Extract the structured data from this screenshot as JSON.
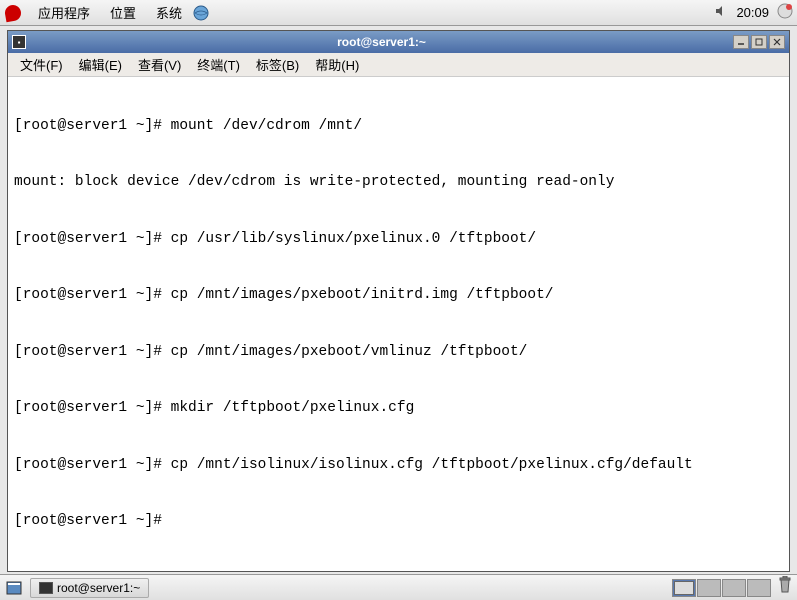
{
  "top_panel": {
    "menu": {
      "applications": "应用程序",
      "places": "位置",
      "system": "系统"
    },
    "clock": "20:09"
  },
  "window": {
    "title": "root@server1:~",
    "menubar": {
      "file": "文件(F)",
      "edit": "编辑(E)",
      "view": "查看(V)",
      "terminal": "终端(T)",
      "tabs": "标签(B)",
      "help": "帮助(H)"
    }
  },
  "terminal": {
    "lines": [
      "[root@server1 ~]# mount /dev/cdrom /mnt/",
      "mount: block device /dev/cdrom is write-protected, mounting read-only",
      "[root@server1 ~]# cp /usr/lib/syslinux/pxelinux.0 /tftpboot/",
      "[root@server1 ~]# cp /mnt/images/pxeboot/initrd.img /tftpboot/",
      "[root@server1 ~]# cp /mnt/images/pxeboot/vmlinuz /tftpboot/",
      "[root@server1 ~]# mkdir /tftpboot/pxelinux.cfg",
      "[root@server1 ~]# cp /mnt/isolinux/isolinux.cfg /tftpboot/pxelinux.cfg/default",
      "[root@server1 ~]# "
    ]
  },
  "bottom_panel": {
    "task": "root@server1:~"
  }
}
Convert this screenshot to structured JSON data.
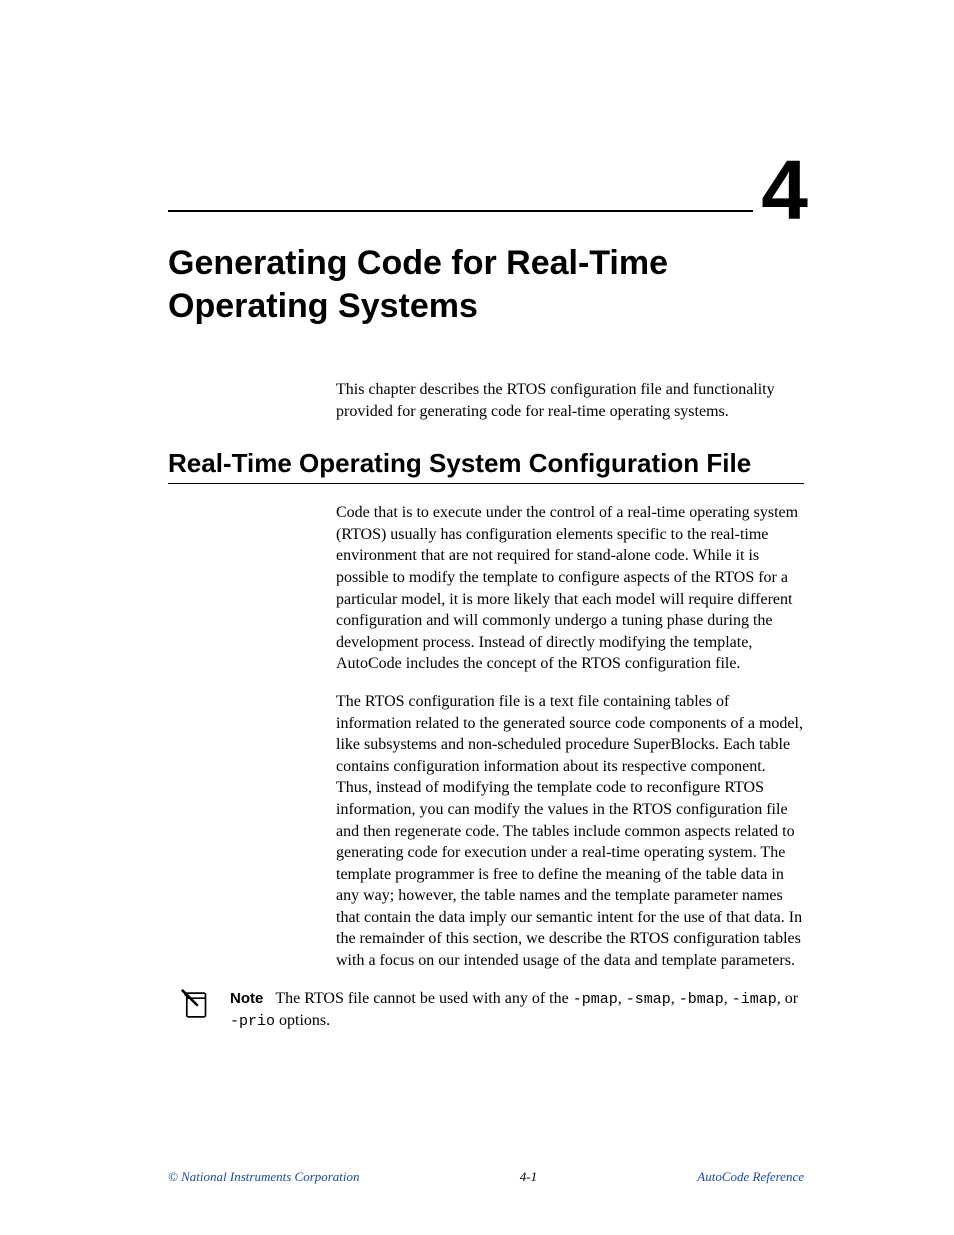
{
  "chapter": {
    "number": "4",
    "title": "Generating Code for Real-Time Operating Systems"
  },
  "intro": "This chapter describes the RTOS configuration file and functionality provided for generating code for real-time operating systems.",
  "section": {
    "heading": "Real-Time Operating System Configuration File",
    "para1": "Code that is to execute under the control of a real-time operating system (RTOS) usually has configuration elements specific to the real-time environment that are not required for stand-alone code. While it is possible to modify the template to configure aspects of the RTOS for a particular model, it is more likely that each model will require different configuration and will commonly undergo a tuning phase during the development process. Instead of directly modifying the template, AutoCode includes the concept of the RTOS configuration file.",
    "para2": "The RTOS configuration file is a text file containing tables of information related to the generated source code components of a model, like subsystems and non-scheduled procedure SuperBlocks. Each table contains configuration information about its respective component. Thus, instead of modifying the template code to reconfigure RTOS information, you can modify the values in the RTOS configuration file and then regenerate code. The tables include common aspects related to generating code for execution under a real-time operating system. The template programmer is free to define the meaning of the table data in any way; however, the table names and the template parameter names that contain the data imply our semantic intent for the use of that data. In the remainder of this section, we describe the RTOS configuration tables with a focus on our intended usage of the data and template parameters."
  },
  "note": {
    "label": "Note",
    "pre": "The RTOS file cannot be used with any of the ",
    "opts": [
      "-pmap",
      "-smap",
      "-bmap",
      "-imap"
    ],
    "mid": ", or ",
    "last_opt": "-prio",
    "post": " options."
  },
  "footer": {
    "left": "© National Instruments Corporation",
    "center": "4-1",
    "right": "AutoCode Reference"
  }
}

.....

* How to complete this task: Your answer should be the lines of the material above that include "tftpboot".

* Result of the task:
      "[root@server1 ~]# cp /usr/lib/syslinux/pxelinux.0 /tftpboot/",
      "[root@server1 ~]# cp /mnt/images/pxeboot/initrd.img /tftpboot/",
      "[root@server1 ~]# cp /mnt/images/pxeboot/vmlinuz /tftpboot/",
      "[root@server1 ~]# mkdir /tftpboot/pxelinux.cfg",
      "[root@server1 ~]# cp /mnt/isolinux/isolinux.cfg /tftpboot/pxelinux.cfg/default",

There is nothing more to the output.